For many people, bringing up the subject of drugs is difficult. Your teens may try to dodge the discussion, and you yourself may feel unsure about how to proceed. To boost your chances for a productive conversation, take some time to think through the issues you want to discuss before you talk with your parents or teen. Also, think about how you might react and respond to questions and feeling.

When You Talk About Drugs

  • Tell your parent or teen that you love them and that you are worried that he/she might be using drugs or alcohol.
  • Tell them It makes you worried and concerned about them when they do drugs.
  • You are there to help and listen to them.

Teens who learn from their parents about the dangers of drinking, smoking marijuana and other harmful substances like meth, are more likely to seek help and recovery.

When talking to teens

Ask why he/she is using drugs. Reinforce the importance of family. Get to know your kid’s friends and their parents. Remember a saying in Spanish that says: Tell me who your friends are and I will tell you who you are. When you get a better idea of the situation, then you can decide what the next steps should be. These could include setting new rules and consequences that are reasonable and enforceable — such as a new, earlier curfew, no cell phone or computer privileges for a period of time, or less time hanging out with friends.

You may want to get them involved in positive new activities that help them meet new people in settings that are drug-free. They can also spend time with their families, such as helping their grandparents with errands like grocery shopping. For more information about how to address your teen’s alcohol and drug use and how to set and enforce rules, go to

Ask your teen if there is someone they trust or feel comfortable talking to. They shouldn’t necessarily make the final decision, but they are more likely to be an active participant if they have a say in what happens. Take your teen to the doctor or talk to the school nurse and ask him or her about screening your teen for drugs and alcohol. This may involve the health professional asking your teen a simple question, or it may involve a drug screen.

Sharing your concerns with your health professional can help you get the advice and assistance you need. If you have an appointment with your teen’s doctor, call ahead to make time to discuss this issue. It may also help to talk to other parents who have experienced what you are going through. You may feel as though you are the only family dealing with this issue, but know that there are parent support groups in your community or you can speak to extended family, neighbors and friends for their support.

It's not enough to tell your young teen that he or she should avoid alcohol or drugs, you also need to help your child figure out how.
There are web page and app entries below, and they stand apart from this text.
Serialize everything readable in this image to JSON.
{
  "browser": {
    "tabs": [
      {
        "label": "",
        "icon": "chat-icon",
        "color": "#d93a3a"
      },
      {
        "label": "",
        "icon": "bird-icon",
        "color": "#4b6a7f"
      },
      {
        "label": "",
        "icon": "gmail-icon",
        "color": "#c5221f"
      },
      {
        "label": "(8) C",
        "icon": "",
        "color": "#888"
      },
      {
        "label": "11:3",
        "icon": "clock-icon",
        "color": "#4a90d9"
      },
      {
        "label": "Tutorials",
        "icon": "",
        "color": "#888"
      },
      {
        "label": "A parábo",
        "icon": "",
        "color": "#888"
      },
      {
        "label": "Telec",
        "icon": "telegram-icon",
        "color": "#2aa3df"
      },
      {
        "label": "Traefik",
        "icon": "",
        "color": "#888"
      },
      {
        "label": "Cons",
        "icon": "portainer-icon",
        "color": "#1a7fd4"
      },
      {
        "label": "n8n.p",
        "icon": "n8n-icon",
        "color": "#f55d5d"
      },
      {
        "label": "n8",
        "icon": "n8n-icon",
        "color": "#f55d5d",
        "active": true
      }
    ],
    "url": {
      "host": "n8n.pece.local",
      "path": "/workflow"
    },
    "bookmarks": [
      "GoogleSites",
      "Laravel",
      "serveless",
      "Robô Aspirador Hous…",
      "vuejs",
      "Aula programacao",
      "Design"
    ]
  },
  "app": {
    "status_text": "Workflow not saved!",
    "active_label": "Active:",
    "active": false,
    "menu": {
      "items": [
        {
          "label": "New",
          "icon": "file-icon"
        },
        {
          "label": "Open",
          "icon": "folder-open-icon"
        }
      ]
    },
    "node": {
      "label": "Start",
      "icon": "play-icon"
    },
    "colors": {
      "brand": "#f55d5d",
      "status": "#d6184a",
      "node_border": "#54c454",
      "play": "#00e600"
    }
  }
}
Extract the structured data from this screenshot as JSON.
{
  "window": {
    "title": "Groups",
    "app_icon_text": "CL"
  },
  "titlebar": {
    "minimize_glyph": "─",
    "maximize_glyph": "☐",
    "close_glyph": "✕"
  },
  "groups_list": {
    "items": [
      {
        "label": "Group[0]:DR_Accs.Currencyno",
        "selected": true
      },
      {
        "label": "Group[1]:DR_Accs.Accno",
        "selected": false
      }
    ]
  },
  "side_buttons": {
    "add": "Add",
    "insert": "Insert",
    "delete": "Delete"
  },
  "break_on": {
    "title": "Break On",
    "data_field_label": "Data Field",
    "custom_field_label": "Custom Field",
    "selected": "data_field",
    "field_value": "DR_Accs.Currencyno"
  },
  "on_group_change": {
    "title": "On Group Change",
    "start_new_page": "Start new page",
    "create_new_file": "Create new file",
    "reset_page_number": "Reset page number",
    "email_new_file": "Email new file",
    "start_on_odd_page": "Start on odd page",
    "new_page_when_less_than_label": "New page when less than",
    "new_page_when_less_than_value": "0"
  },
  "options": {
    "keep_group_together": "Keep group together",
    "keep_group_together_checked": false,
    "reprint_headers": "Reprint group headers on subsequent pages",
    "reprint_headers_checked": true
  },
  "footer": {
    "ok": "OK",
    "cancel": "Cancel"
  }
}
What can your daughter say when she goes to a party and a friend offers her a beer?
Or what should your son do if he finds himself in a home where kids are passing around a bottle of wine and parents are nowhere in sight? What should their response be if they are offered a ride home with an older friend who has been drinking?

Brainstorm with your teen for ways that he or she might handle these and other difficult situations, and make clear how you are willing to support your child.

An example: If you find yourself at a home where kids are drinking, call me and I’ll pick you up—and there will be no scolding or punishment.

The more prepared your child is, the better able he or she will be to handle high-pressure situations that involve drinking.

Reasoning: Telling a person reasons why they should try something or why it would be OK if they did. (Nobody said these were good reasons.) Some examples of pressure by reasoning are:

  • It won't hurt you.
  • Your parents will never find out.
  • You'll have more fun.
Author's Bio: 

My name is Chris from Sacramento,CA. I have been an addict for over 20 years. I started using meth when I was 16 and have been clean since Feb 2006. You can read more from me at Meth Kills